With veteran leadership, Illinois baseball sets high goals


Illinois' Tyler Jay (11) pitches the ball during the game against Indiana State at Illinois Field on Mar. 18. The Illini's veteran team has led to high expectations for the upcoming season. 

By Michal Dwojak, Assistant sports editor

As reporters inside the Irwin Indoor Facility surrounded Kevin Duchene during Illinois baseball’s media day Monday, he was asked what it was like to be heading into his junior season with an experienced team. A certain confidence came from the 6-foot-2 pitcher in what he said next.

“You can tell that there’s a different sense of demeanor around us,” Duchene said. “This is a team that has high aspirations of winning. This team is going to have the potential of achieving a lot this year, and we showed it on Day One.”

This year’s team is filled with mostly upperclassmen, as Illinois lost only three of its 19 pitchers and has all of its starting position players returning. With such a veteran team, head coach Dan Hartleb is aware of the high expectations, especially for a pitching staff that he called the best he’s had at Illinois.

Despite high expectations, Hartleb knows there is a difference between a veteran team and a young team. The first priority for the program is always to win. With a veteran group, there isn’t just an expectation to win but also the knowledge of how to do it. Young players don’t always know what to do in certain situations, the veterans do.

After a short postseason run last year — just three games in the Big Ten tournament — the Illini head into the season ranked No. 38 in the nation by PerfectGame.org and No. 40, according to NCAA Division I Collegiate Baseball’s Fabulous 40. The team knows that the rankings don’t mean much if the team doesn’t prepare for every game physically and mentally.

“We need to know that every game is important,” senior right fielder Casey Fletcher said. “You don’t not show up one game. That can be the difference between going to the tournament and not going to the tournament, so we have to be ready to play every day.”

A veteran team means that players are familiar with each other and fewer adjustments need to be made. During the first practice of the season, Hartleb expected his team to be a little rusty and make mistakes. Instead, he was surprised to see few errors and was impressed with how sharp the team looked.

Much of that has to do with all eight starting position players returning from last year.
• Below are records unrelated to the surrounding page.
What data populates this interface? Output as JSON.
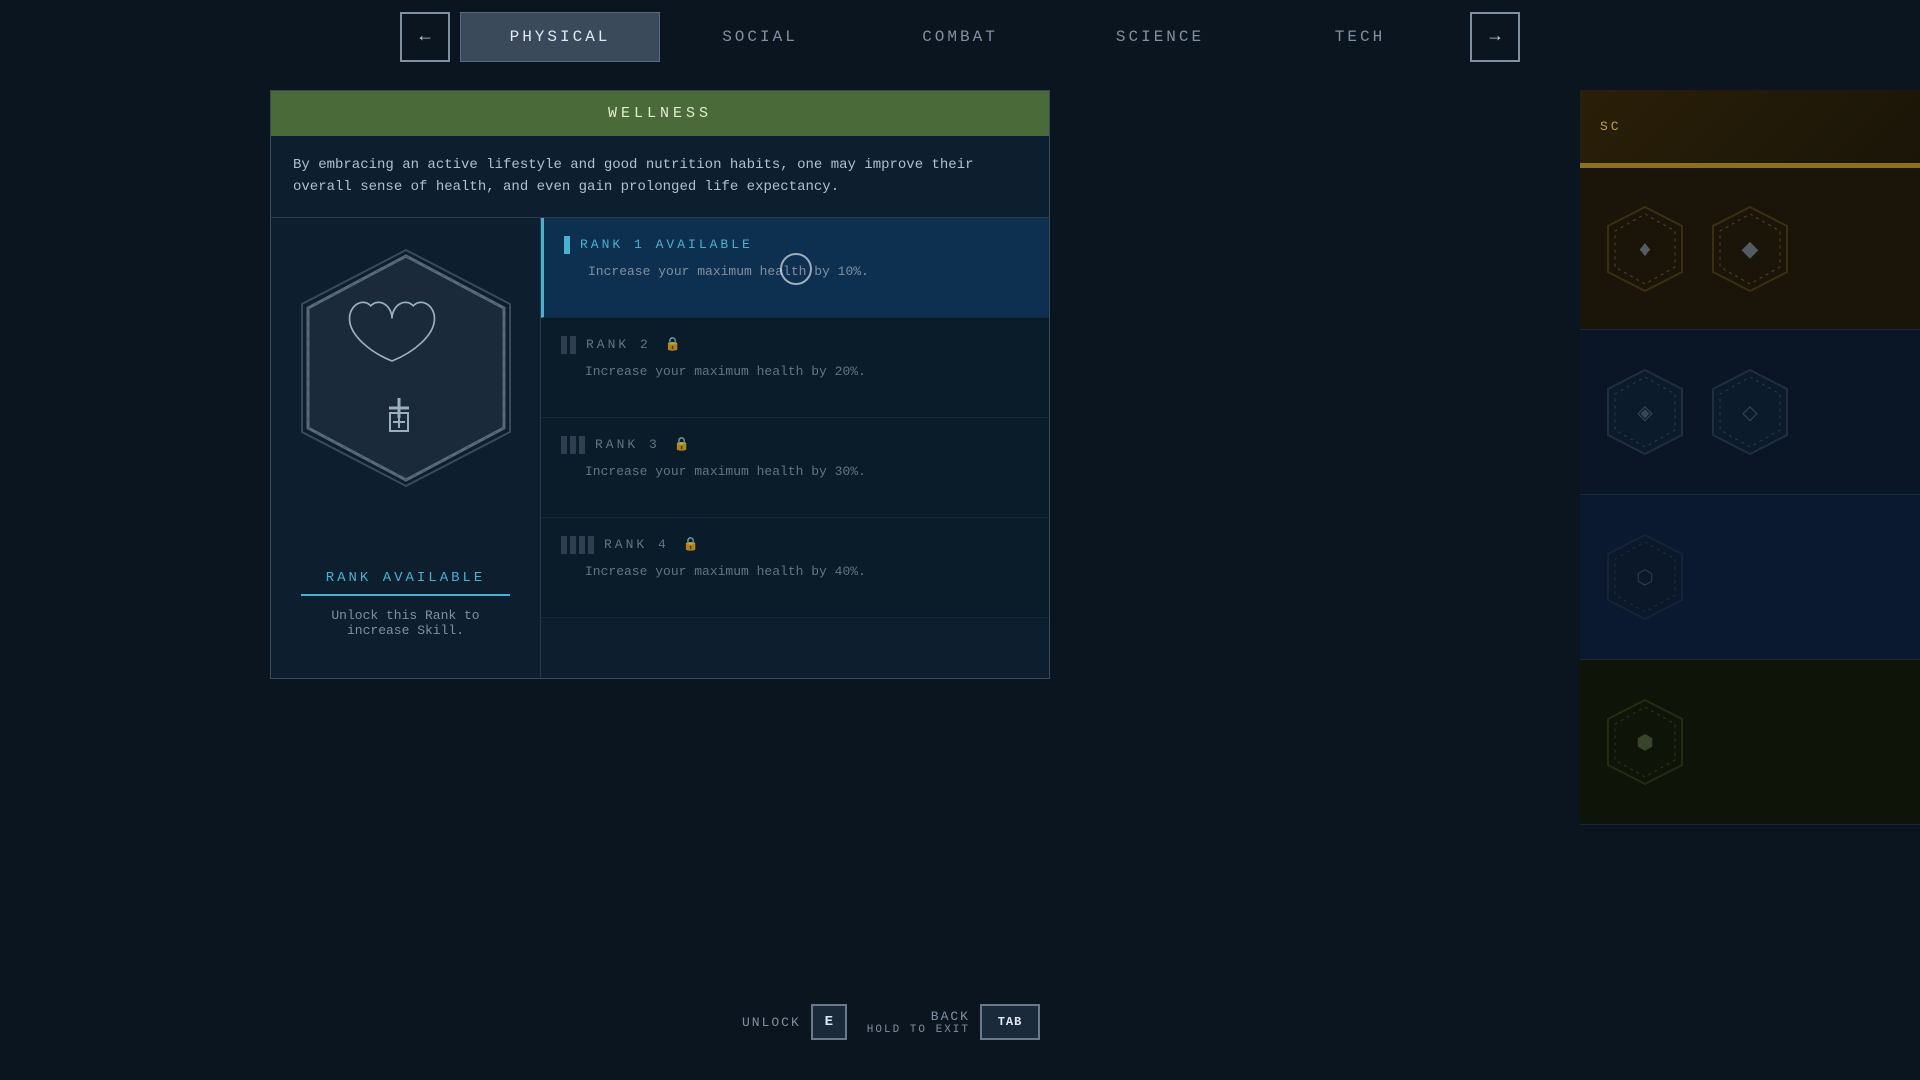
{
  "nav": {
    "tabs": [
      {
        "id": "physical",
        "label": "PHYSICAL",
        "active": true
      },
      {
        "id": "social",
        "label": "SOCIAL",
        "active": false
      },
      {
        "id": "combat",
        "label": "COMBAT",
        "active": false
      },
      {
        "id": "science",
        "label": "SCIENCE",
        "active": false
      },
      {
        "id": "tech",
        "label": "TECH",
        "active": false
      }
    ],
    "prev_arrow": "←",
    "next_arrow": "→"
  },
  "skill": {
    "header": "WELLNESS",
    "description": "By embracing an active lifestyle and good nutrition habits, one may improve their overall sense of health, and even gain prolonged life expectancy.",
    "status_label": "RANK AVAILABLE",
    "status_description": "Unlock this Rank to increase Skill.",
    "ranks": [
      {
        "id": 1,
        "label": "RANK 1 AVAILABLE",
        "description": "Increase your maximum health by 10%.",
        "available": true,
        "locked": false,
        "bars": 1
      },
      {
        "id": 2,
        "label": "RANK 2",
        "description": "Increase your maximum health by 20%.",
        "available": false,
        "locked": true,
        "bars": 2
      },
      {
        "id": 3,
        "label": "RANK 3",
        "description": "Increase your maximum health by 30%.",
        "available": false,
        "locked": true,
        "bars": 3
      },
      {
        "id": 4,
        "label": "RANK 4",
        "description": "Increase your maximum health by 40%.",
        "available": false,
        "locked": true,
        "bars": 4
      }
    ]
  },
  "actions": {
    "unlock_label": "UNLOCK",
    "unlock_key": "E",
    "back_label": "BACK",
    "hold_to_exit_label": "HOLD TO EXIT",
    "back_key": "TAB"
  },
  "sidebar": {
    "label": "SC",
    "sections": [
      {
        "tint": "gold-tint",
        "badges": 2
      },
      {
        "tint": "teal-tint",
        "badges": 2
      },
      {
        "tint": "dark-teal",
        "badges": 1
      },
      {
        "tint": "olive-tint",
        "badges": 1
      }
    ]
  }
}
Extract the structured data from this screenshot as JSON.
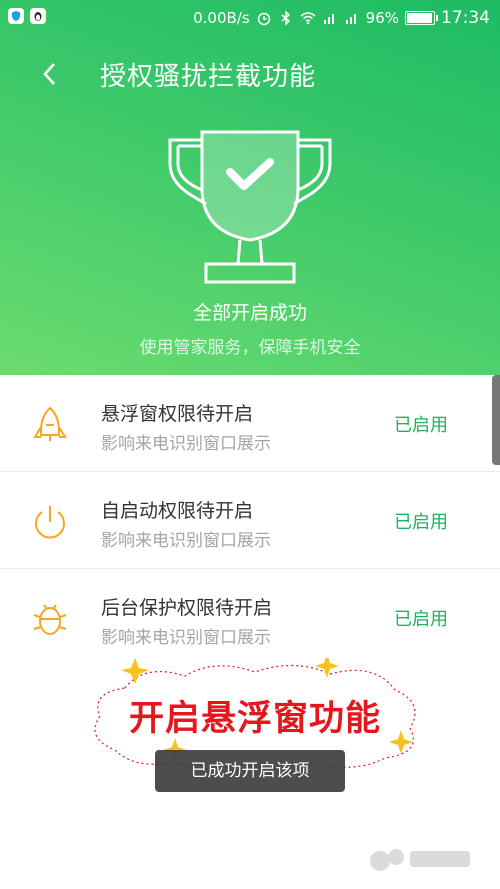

Drills are smoother because the players are familiar with each other and know what to expect under certain circumstances.

That familiarity could be key to the Illini not only getting off to a quick start but also making a run in the Big Ten tournament and the NCAA tournament.

“(It’s) real important,” senior center fielder Will Krug said of having so many returning position players. “Everyone just knows how everyone else operates and that’ll just help us not only in the beginning of the season … but also in the long run.”

Despite the good feeling surrounding the team, Hartleb knows that relying on being a veteran team doesn’t guarantee wins. He’s had three or four teams with the same type of leadership and returning starters. It’s a long season filled with injuries and ups and downs. If the team wants to succeed and live up to all the preseason hype, it’s up to the players to do their jobs.

“The veteran portion is good if we take care of business and go about things the right way, and to this point, we have,” Hartleb said. “You have to be optimistic, but cautious.”

Michal can be reached at [email protected] and on Twitter @mdwojak94.